A few weeks ago, AMD launched the Ryzen 7 5800X3D processors, which is characterized by having more cache. This processor gains slightly in performance, but it also does not justify its price and it has some temperature problems. Now an overclocker has removed the integrated heatsink (IHS) from the CPU to see if he can improve the temperature.
the processor Ryzen 7 5800X3D has a total of 96 MB of L3 cache, while the original model had 32 MB. At the same time, the frequencies are reduced a bit compared to the Ryzen 7 5800X, to control the temperatures. This slows down performance a bit, despite the increased cache.
They remove the IHS from the AMD Ryzen 7 5800X3D processor to improve its temperature
remove the IHSis to remove the metal cover of the processor and protect the silicon of the processor itself. Normally this can be removed “easily”, although manufacturers sometimes solder them to avoid this process. It is also not a simple process, since it is very delicate and negligence irreparably damages the processor.
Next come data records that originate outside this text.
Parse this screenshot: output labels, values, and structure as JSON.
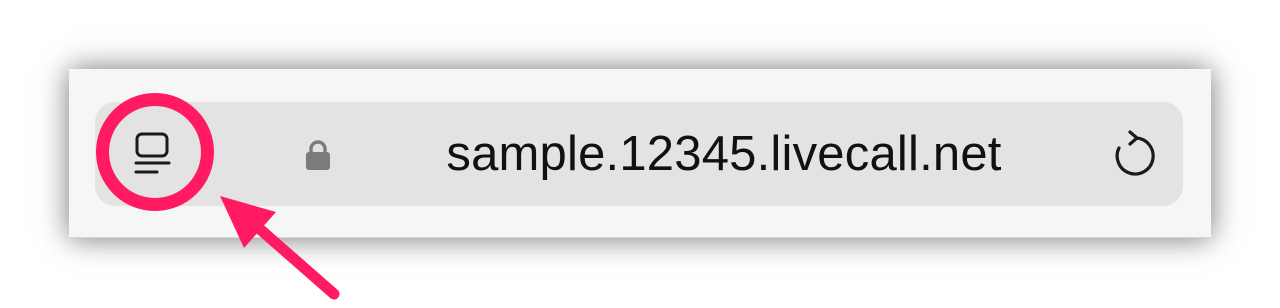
{
  "browser": {
    "url": "sample.12345.livecall.net",
    "icons": {
      "reader": "reader-view-icon",
      "lock": "lock-icon",
      "reload": "reload-icon"
    }
  },
  "annotation": {
    "color": "#ff1a62",
    "target": "reader-view-button"
  }
}
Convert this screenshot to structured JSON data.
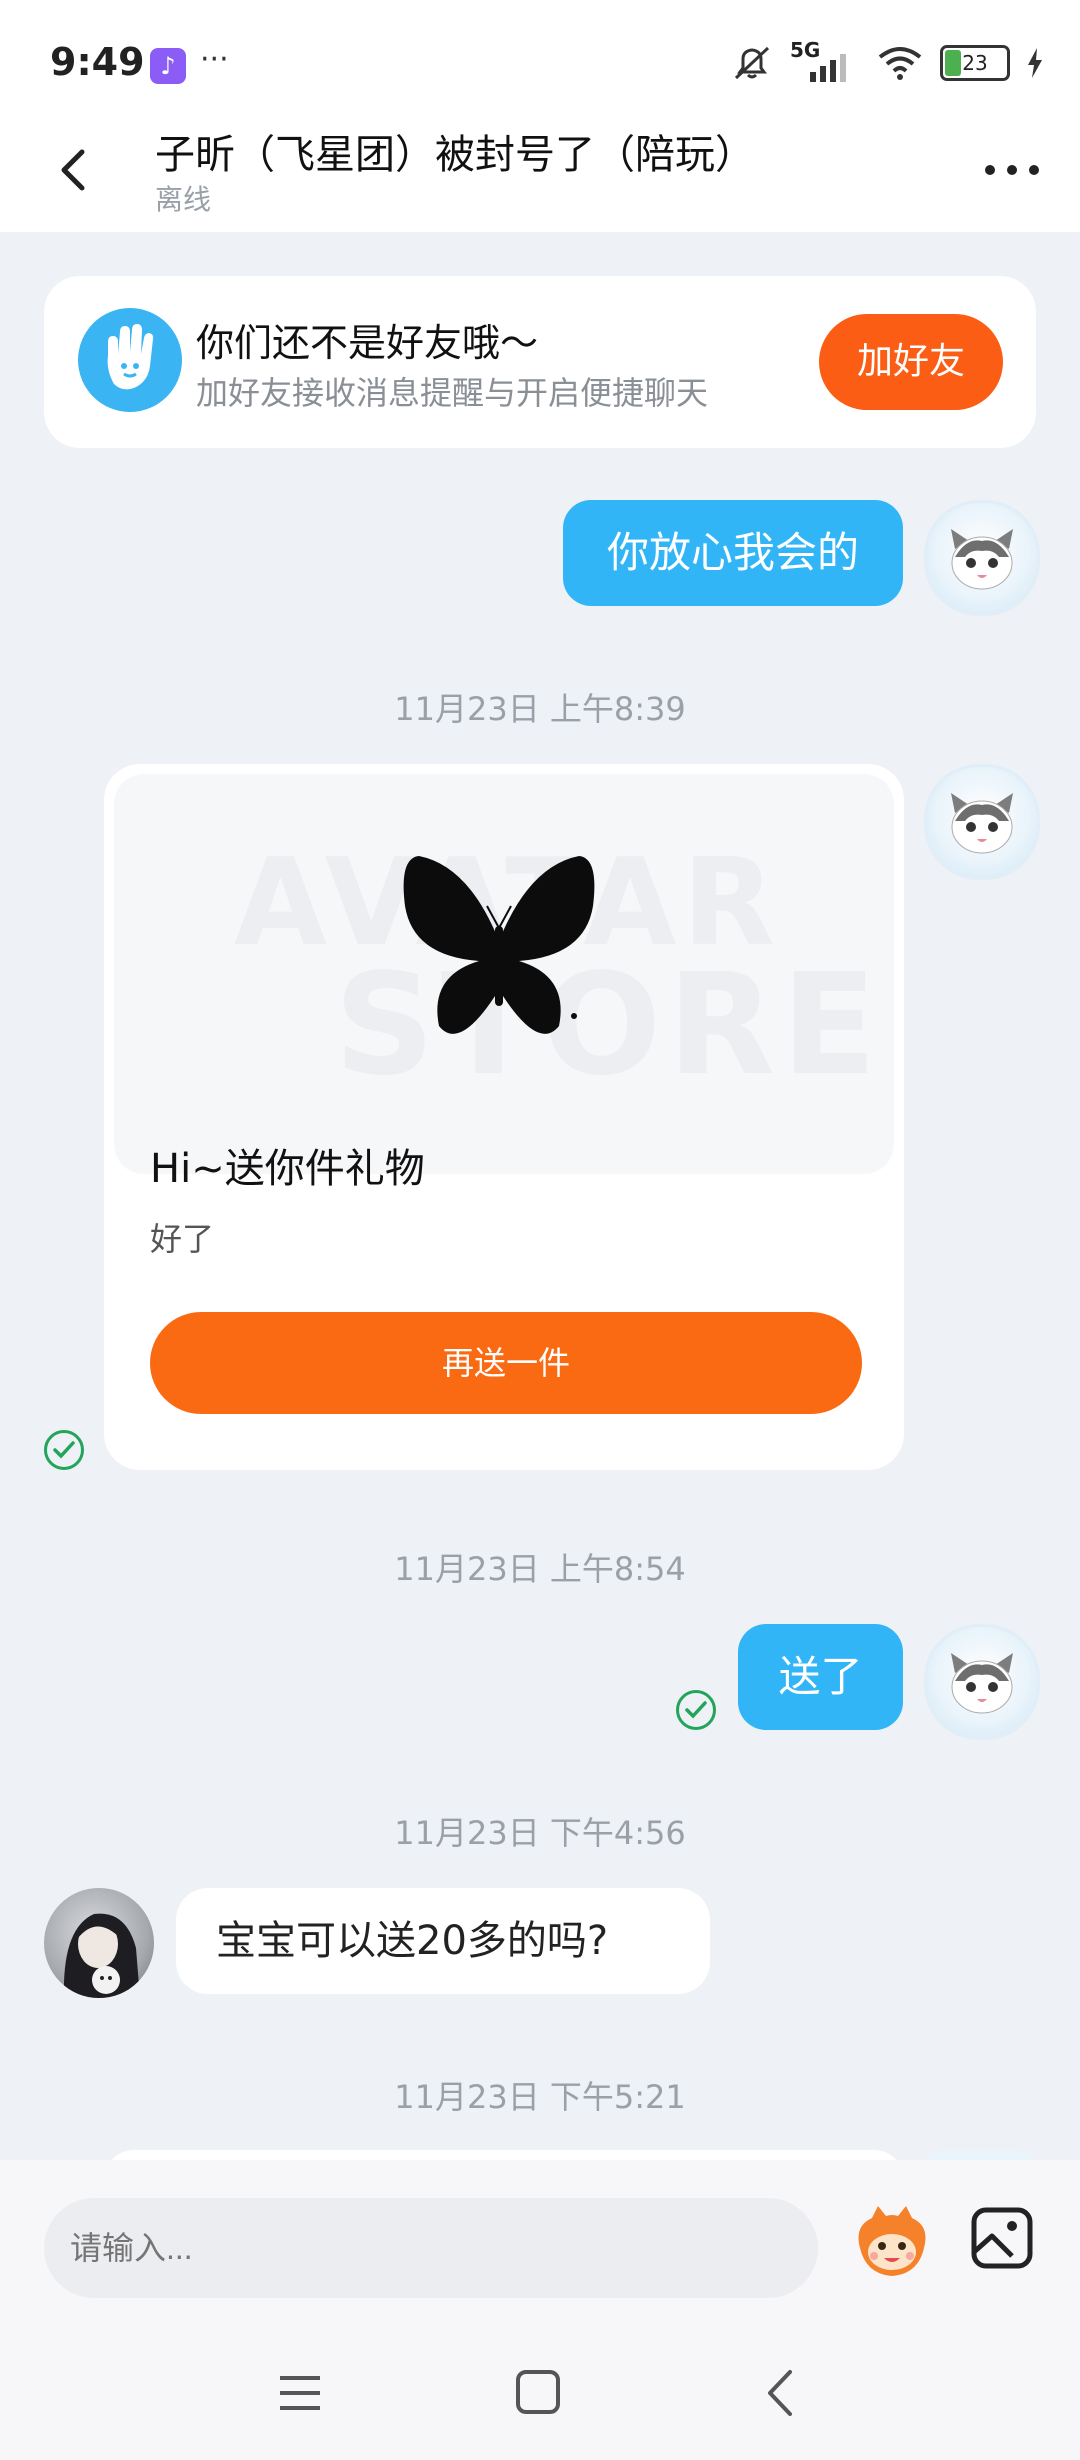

Inside the AMD Ryzen 7 5800X3D processor some really interesting things are popping up. we see a DIE I/O which manages the RAM and the PCIe and the DIE of cores covered with a thermal paste. Additionally, we see a space covered by something similar to silicone covering an empty space. This space is for Ryzen 9 which have two DIE cores.
What the user does is replace the factory liquid metal used by AMD, with the Thermal Grizzly Conductonaut
Madness, the user who performed this process, says it was worth it. Make sure the Forza Horizon 5 reaches 90°C before this process, but after the temperature has dropped a bit. It also made the frequencies very stable, because before the processor was adjusted in frequency to reduce the temperature.
We reiterate that doing this process is not easy and an error will irreparably damage the processor. Removing the IHS requires a blade and a bit of pulsing. Note that if we damage the processor, the manufacturer will void the warranty and we will be left without a processor. We therefore recommend that you do not do so.
Lots of data missing
Although lowering the temperature by 10°C is very interesting, there are aspects that are missing. No specific data is given on the software used to solicit the processor. As we can see, the CPU and GPU load is 100%, which is not achieved with games, but with syntactical benchmarks.
It should be noted that the Ryzen 7 5800X3D processor does not support overclocking. By design, AMD has limited this feature, due to temperature issues with this processor. Some manufacturers seem to be able to offer overclocking support for this Ryzen, although it’s not very clear.
We guess after that we’ll see an overclock like der8auer that could replicate that experience. It’s possible that if it’s replicated, we’ll get more data and do a bit more thorough testing.